*AIM OF THE TASK:* An exact copy of the entries is required, with every image omitted.

*Data excerpts:*
******
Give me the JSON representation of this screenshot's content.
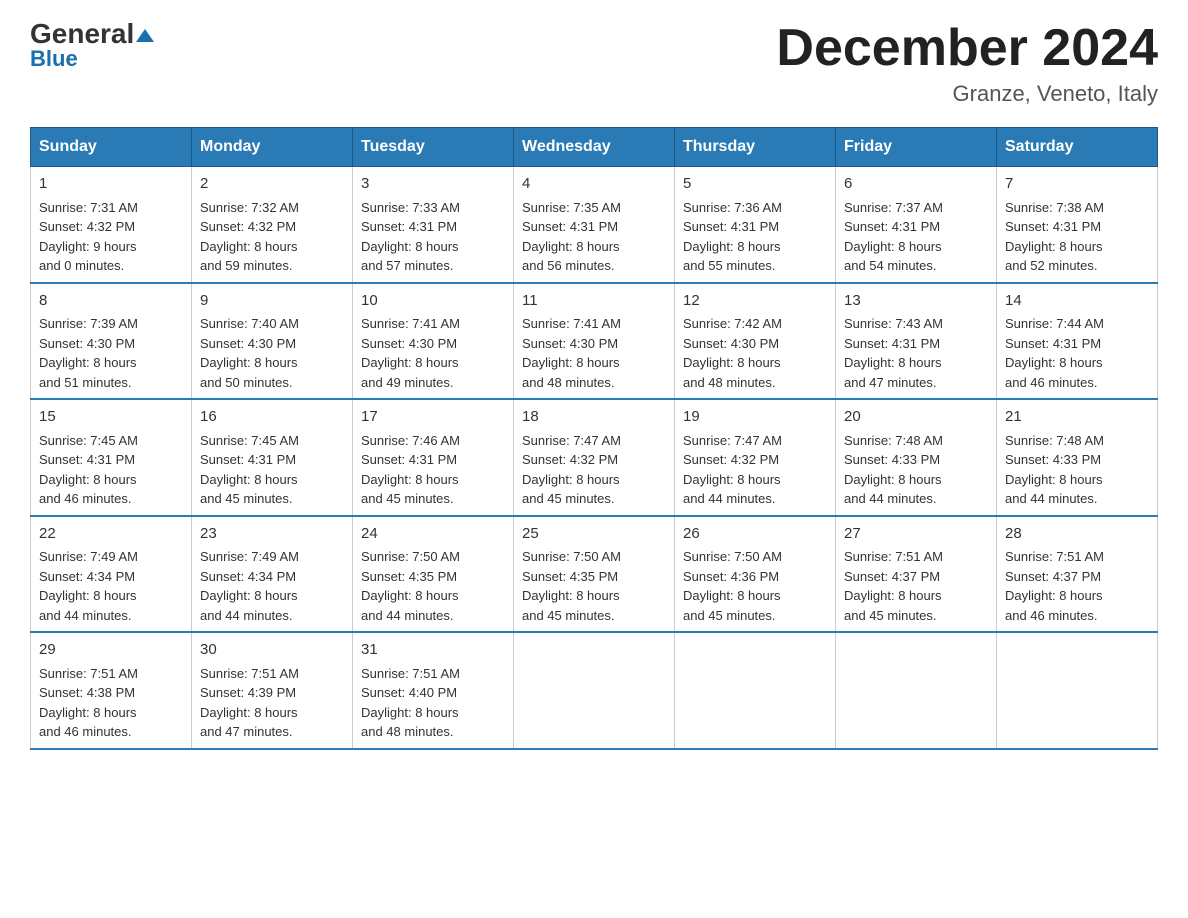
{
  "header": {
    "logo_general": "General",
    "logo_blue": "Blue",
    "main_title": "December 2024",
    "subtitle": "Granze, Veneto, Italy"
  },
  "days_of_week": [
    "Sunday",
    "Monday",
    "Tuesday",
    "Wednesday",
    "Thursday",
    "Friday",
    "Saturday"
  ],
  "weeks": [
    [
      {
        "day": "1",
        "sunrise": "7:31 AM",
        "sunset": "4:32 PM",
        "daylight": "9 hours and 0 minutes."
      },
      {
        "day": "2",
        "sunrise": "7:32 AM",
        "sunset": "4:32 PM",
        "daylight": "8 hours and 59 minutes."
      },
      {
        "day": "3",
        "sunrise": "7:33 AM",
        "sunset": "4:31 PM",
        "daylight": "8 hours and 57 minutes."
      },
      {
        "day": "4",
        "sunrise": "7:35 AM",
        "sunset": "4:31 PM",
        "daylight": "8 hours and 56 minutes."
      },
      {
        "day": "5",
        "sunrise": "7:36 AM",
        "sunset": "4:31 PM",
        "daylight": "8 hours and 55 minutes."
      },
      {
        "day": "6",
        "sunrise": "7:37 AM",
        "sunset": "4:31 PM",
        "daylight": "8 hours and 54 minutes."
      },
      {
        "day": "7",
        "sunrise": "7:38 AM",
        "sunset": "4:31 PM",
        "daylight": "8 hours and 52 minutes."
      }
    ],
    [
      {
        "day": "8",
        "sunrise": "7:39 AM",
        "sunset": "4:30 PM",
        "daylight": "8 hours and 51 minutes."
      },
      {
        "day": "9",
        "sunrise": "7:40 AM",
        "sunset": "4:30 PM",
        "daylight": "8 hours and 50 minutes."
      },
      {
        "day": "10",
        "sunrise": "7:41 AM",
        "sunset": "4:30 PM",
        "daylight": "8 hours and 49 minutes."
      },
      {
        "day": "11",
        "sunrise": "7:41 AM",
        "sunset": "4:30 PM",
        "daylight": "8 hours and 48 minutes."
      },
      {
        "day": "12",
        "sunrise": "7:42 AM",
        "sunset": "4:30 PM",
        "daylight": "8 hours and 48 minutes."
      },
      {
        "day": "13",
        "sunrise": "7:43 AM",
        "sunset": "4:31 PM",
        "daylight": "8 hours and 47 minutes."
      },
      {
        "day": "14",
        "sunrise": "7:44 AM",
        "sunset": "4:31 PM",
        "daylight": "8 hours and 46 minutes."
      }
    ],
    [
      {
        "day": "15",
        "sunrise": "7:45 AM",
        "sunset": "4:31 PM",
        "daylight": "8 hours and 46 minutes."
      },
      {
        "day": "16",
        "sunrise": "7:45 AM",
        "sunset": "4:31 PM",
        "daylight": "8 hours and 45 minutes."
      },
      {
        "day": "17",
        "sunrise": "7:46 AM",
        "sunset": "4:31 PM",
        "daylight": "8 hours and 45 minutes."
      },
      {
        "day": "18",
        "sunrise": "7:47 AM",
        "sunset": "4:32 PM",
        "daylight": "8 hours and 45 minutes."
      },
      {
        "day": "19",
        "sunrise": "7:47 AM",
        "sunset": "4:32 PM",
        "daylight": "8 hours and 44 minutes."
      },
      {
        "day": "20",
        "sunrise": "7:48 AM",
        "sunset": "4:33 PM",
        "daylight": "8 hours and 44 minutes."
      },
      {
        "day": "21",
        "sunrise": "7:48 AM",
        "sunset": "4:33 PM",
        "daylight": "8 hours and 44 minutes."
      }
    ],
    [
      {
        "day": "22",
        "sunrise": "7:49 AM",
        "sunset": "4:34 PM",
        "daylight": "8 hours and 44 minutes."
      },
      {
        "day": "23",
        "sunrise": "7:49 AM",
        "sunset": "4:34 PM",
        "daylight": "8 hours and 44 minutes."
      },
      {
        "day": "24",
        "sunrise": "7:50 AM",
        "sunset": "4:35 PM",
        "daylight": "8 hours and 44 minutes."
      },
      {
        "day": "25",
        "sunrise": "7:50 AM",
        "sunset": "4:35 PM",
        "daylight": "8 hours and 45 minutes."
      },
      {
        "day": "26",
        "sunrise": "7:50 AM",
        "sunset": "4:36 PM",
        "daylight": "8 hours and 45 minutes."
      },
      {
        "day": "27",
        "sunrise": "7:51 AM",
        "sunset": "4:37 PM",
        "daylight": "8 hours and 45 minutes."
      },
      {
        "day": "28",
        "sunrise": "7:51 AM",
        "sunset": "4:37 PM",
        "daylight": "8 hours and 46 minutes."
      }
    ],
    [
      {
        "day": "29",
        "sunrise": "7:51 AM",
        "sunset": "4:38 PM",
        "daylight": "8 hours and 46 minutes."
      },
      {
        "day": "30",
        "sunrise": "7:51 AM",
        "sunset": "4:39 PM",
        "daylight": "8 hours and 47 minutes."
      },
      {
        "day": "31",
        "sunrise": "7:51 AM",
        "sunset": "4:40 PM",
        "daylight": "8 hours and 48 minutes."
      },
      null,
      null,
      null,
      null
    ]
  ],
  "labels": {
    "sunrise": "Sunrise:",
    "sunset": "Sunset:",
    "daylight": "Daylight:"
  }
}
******
*SOLVED PROBLEM:*
Give me the JSON representation of this screenshot's content.
{
  "header": {
    "logo_general": "General",
    "logo_blue": "Blue",
    "main_title": "December 2024",
    "subtitle": "Granze, Veneto, Italy"
  },
  "days_of_week": [
    "Sunday",
    "Monday",
    "Tuesday",
    "Wednesday",
    "Thursday",
    "Friday",
    "Saturday"
  ],
  "weeks": [
    [
      {
        "day": "1",
        "sunrise": "7:31 AM",
        "sunset": "4:32 PM",
        "daylight": "9 hours and 0 minutes."
      },
      {
        "day": "2",
        "sunrise": "7:32 AM",
        "sunset": "4:32 PM",
        "daylight": "8 hours and 59 minutes."
      },
      {
        "day": "3",
        "sunrise": "7:33 AM",
        "sunset": "4:31 PM",
        "daylight": "8 hours and 57 minutes."
      },
      {
        "day": "4",
        "sunrise": "7:35 AM",
        "sunset": "4:31 PM",
        "daylight": "8 hours and 56 minutes."
      },
      {
        "day": "5",
        "sunrise": "7:36 AM",
        "sunset": "4:31 PM",
        "daylight": "8 hours and 55 minutes."
      },
      {
        "day": "6",
        "sunrise": "7:37 AM",
        "sunset": "4:31 PM",
        "daylight": "8 hours and 54 minutes."
      },
      {
        "day": "7",
        "sunrise": "7:38 AM",
        "sunset": "4:31 PM",
        "daylight": "8 hours and 52 minutes."
      }
    ],
    [
      {
        "day": "8",
        "sunrise": "7:39 AM",
        "sunset": "4:30 PM",
        "daylight": "8 hours and 51 minutes."
      },
      {
        "day": "9",
        "sunrise": "7:40 AM",
        "sunset": "4:30 PM",
        "daylight": "8 hours and 50 minutes."
      },
      {
        "day": "10",
        "sunrise": "7:41 AM",
        "sunset": "4:30 PM",
        "daylight": "8 hours and 49 minutes."
      },
      {
        "day": "11",
        "sunrise": "7:41 AM",
        "sunset": "4:30 PM",
        "daylight": "8 hours and 48 minutes."
      },
      {
        "day": "12",
        "sunrise": "7:42 AM",
        "sunset": "4:30 PM",
        "daylight": "8 hours and 48 minutes."
      },
      {
        "day": "13",
        "sunrise": "7:43 AM",
        "sunset": "4:31 PM",
        "daylight": "8 hours and 47 minutes."
      },
      {
        "day": "14",
        "sunrise": "7:44 AM",
        "sunset": "4:31 PM",
        "daylight": "8 hours and 46 minutes."
      }
    ],
    [
      {
        "day": "15",
        "sunrise": "7:45 AM",
        "sunset": "4:31 PM",
        "daylight": "8 hours and 46 minutes."
      },
      {
        "day": "16",
        "sunrise": "7:45 AM",
        "sunset": "4:31 PM",
        "daylight": "8 hours and 45 minutes."
      },
      {
        "day": "17",
        "sunrise": "7:46 AM",
        "sunset": "4:31 PM",
        "daylight": "8 hours and 45 minutes."
      },
      {
        "day": "18",
        "sunrise": "7:47 AM",
        "sunset": "4:32 PM",
        "daylight": "8 hours and 45 minutes."
      },
      {
        "day": "19",
        "sunrise": "7:47 AM",
        "sunset": "4:32 PM",
        "daylight": "8 hours and 44 minutes."
      },
      {
        "day": "20",
        "sunrise": "7:48 AM",
        "sunset": "4:33 PM",
        "daylight": "8 hours and 44 minutes."
      },
      {
        "day": "21",
        "sunrise": "7:48 AM",
        "sunset": "4:33 PM",
        "daylight": "8 hours and 44 minutes."
      }
    ],
    [
      {
        "day": "22",
        "sunrise": "7:49 AM",
        "sunset": "4:34 PM",
        "daylight": "8 hours and 44 minutes."
      },
      {
        "day": "23",
        "sunrise": "7:49 AM",
        "sunset": "4:34 PM",
        "daylight": "8 hours and 44 minutes."
      },
      {
        "day": "24",
        "sunrise": "7:50 AM",
        "sunset": "4:35 PM",
        "daylight": "8 hours and 44 minutes."
      },
      {
        "day": "25",
        "sunrise": "7:50 AM",
        "sunset": "4:35 PM",
        "daylight": "8 hours and 45 minutes."
      },
      {
        "day": "26",
        "sunrise": "7:50 AM",
        "sunset": "4:36 PM",
        "daylight": "8 hours and 45 minutes."
      },
      {
        "day": "27",
        "sunrise": "7:51 AM",
        "sunset": "4:37 PM",
        "daylight": "8 hours and 45 minutes."
      },
      {
        "day": "28",
        "sunrise": "7:51 AM",
        "sunset": "4:37 PM",
        "daylight": "8 hours and 46 minutes."
      }
    ],
    [
      {
        "day": "29",
        "sunrise": "7:51 AM",
        "sunset": "4:38 PM",
        "daylight": "8 hours and 46 minutes."
      },
      {
        "day": "30",
        "sunrise": "7:51 AM",
        "sunset": "4:39 PM",
        "daylight": "8 hours and 47 minutes."
      },
      {
        "day": "31",
        "sunrise": "7:51 AM",
        "sunset": "4:40 PM",
        "daylight": "8 hours and 48 minutes."
      },
      null,
      null,
      null,
      null
    ]
  ],
  "labels": {
    "sunrise": "Sunrise:",
    "sunset": "Sunset:",
    "daylight": "Daylight:"
  }
}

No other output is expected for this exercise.